=== WHAT NEEDS TO BE DONE ===
Output all of the records word for word and drop the images.

(Dataset rows describing interfaces)
--
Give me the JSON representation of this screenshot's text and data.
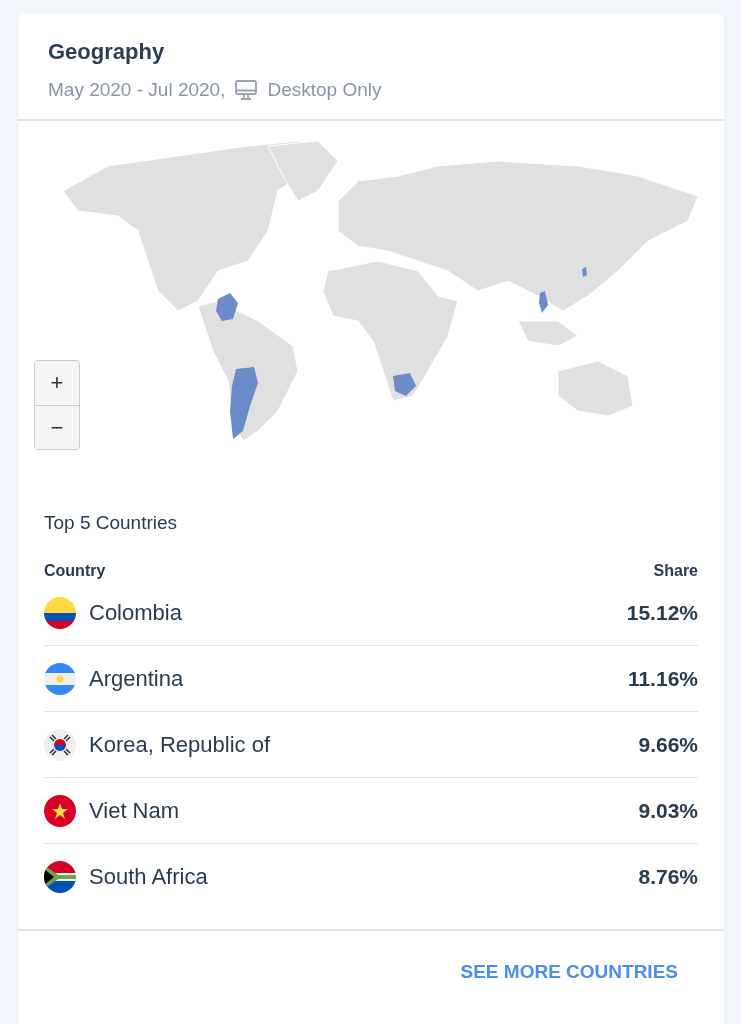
{
  "card": {
    "title": "Geography",
    "date_range": "May 2020 - Jul 2020,",
    "device": "Desktop Only"
  },
  "map": {
    "zoom_in": "+",
    "zoom_out": "−"
  },
  "table": {
    "title": "Top 5 Countries",
    "columns": [
      "Country",
      "Share"
    ],
    "rows": [
      {
        "country": "Colombia",
        "share": "15.12%"
      },
      {
        "country": "Argentina",
        "share": "11.16%"
      },
      {
        "country": "Korea, Republic of",
        "share": "9.66%"
      },
      {
        "country": "Viet Nam",
        "share": "9.03%"
      },
      {
        "country": "South Africa",
        "share": "8.76%"
      }
    ]
  },
  "footer": {
    "link": "SEE MORE COUNTRIES"
  }
}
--
=== TASK SOLUTION ===
Give me the JSON representation of this screenshot's text and data.
{
  "card": {
    "title": "Geography",
    "date_range": "May 2020 - Jul 2020,",
    "device": "Desktop Only"
  },
  "map": {
    "zoom_in": "+",
    "zoom_out": "−"
  },
  "table": {
    "title": "Top 5 Countries",
    "columns": [
      "Country",
      "Share"
    ],
    "rows": [
      {
        "country": "Colombia",
        "share": "15.12%"
      },
      {
        "country": "Argentina",
        "share": "11.16%"
      },
      {
        "country": "Korea, Republic of",
        "share": "9.66%"
      },
      {
        "country": "Viet Nam",
        "share": "9.03%"
      },
      {
        "country": "South Africa",
        "share": "8.76%"
      }
    ]
  },
  "footer": {
    "link": "SEE MORE COUNTRIES"
  }
}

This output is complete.